As SunPower prepares to install its 10,000th residential system, the company says that it anticipates that solar will be on 20 percent of all new homes built in California this year. That’s based on recent trends, like the doubling of solar on new homes between 2011 and 2012, renewedefforts through the California Solar Initiative (CSI) under the New Solar Homes Partnership, and at least two municipalities in California that have revised their building codes to require solar on all new homes.
CSI data shows that 4,000 new homes were built with solar in California last year. SunPower observes that that’s 10 times the number built in 2006, when the housing construction market was booming. But back then solar was much more expensive, there were few if any residential solar leasing programs, and the CSI and its parent program the Go Solar California campaign were being implemented.
Since then a number of important advances like the reduction of PV costs have happened, leasing options have bloomed and companies likeSunPower, a vertically integrated PV manufacturer and installer have forged partnerships with new home builders like KB Home, Richmond American Homes, Lennar and Pulte.
Solar is proving to be an increasing draw for these home manufacturers to draw new customers. “In all of our communities that marketed solar, any community that had solar 30 percent more interest than communities that did not,” says Steve Ruffner KB Home president of Southern California.
While previously some realtors thought solar could reduce the value of a home, newer evidence shows that solar adds resale value to homes in California. For instance, a 2011 study by the Lawrence Berkeley Laboratory, which looked the sale of 72,000 homes in California, showed that solar added $17,000 to a home’s resale value. Considering that a PV system can cost $20,000 to $30,000—out-of-pocket—and starts reducing or eliminating electric bills immediately, a homeowner selling a home there could easily recoup the value of the installation through the added value of the PV array.
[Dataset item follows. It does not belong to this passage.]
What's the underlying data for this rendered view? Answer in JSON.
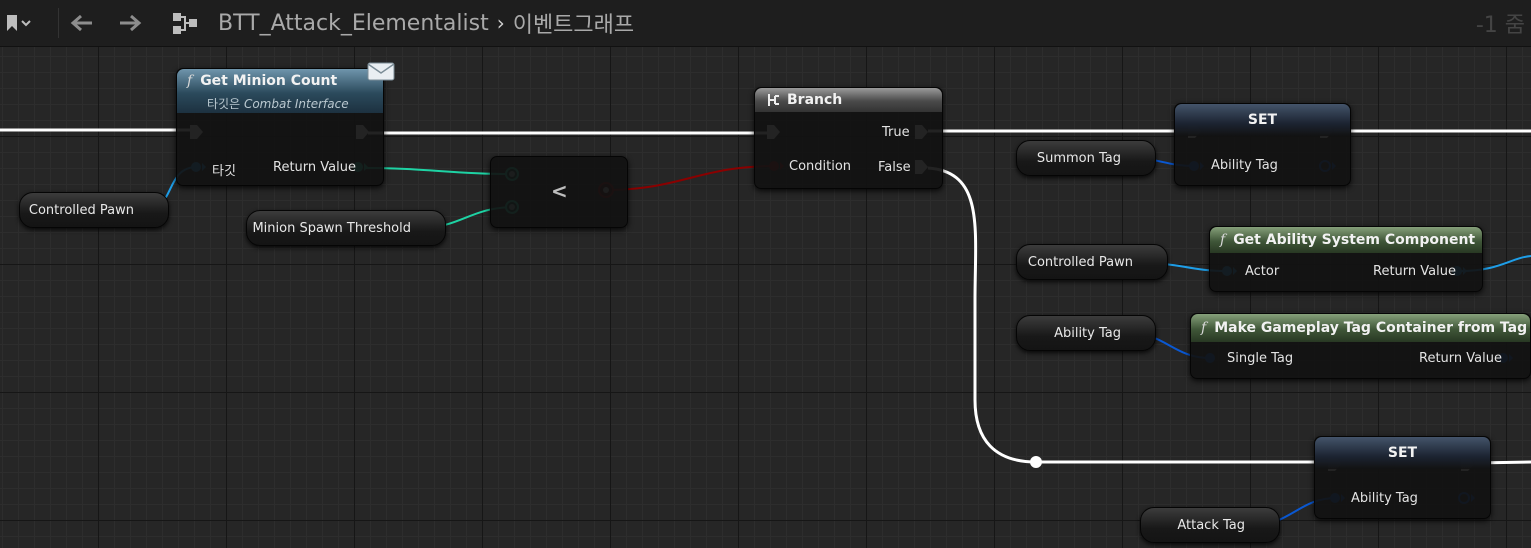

“In 2013, the housing market is picking up and you really see strong interest in the new Solar Homes Partnership,” says California Energy Commission Commissioner Andrew McAllister. “We want California businesses to thrive by installing solar, manufacturing solar and we’re really achieving that. Homeowners, business owners and our population at large, really are embracing solar as costs come down and as the value and the services that solar provides become obvious,” he contends.
Adding to this trend are two municipalities, Lancaster and Sebastpool, which passed zoning ordinances in 2013 requiring all new homes to have solar. All this taken together means the percentage of homes in California (particularly new homes) with solar will continue to increase this year. “By the end of this year, we expect one of every five new production homes in California will be solar powered,” says SunPower CEO Tom Werner.
This article was also featured by our partners at SolarReviews.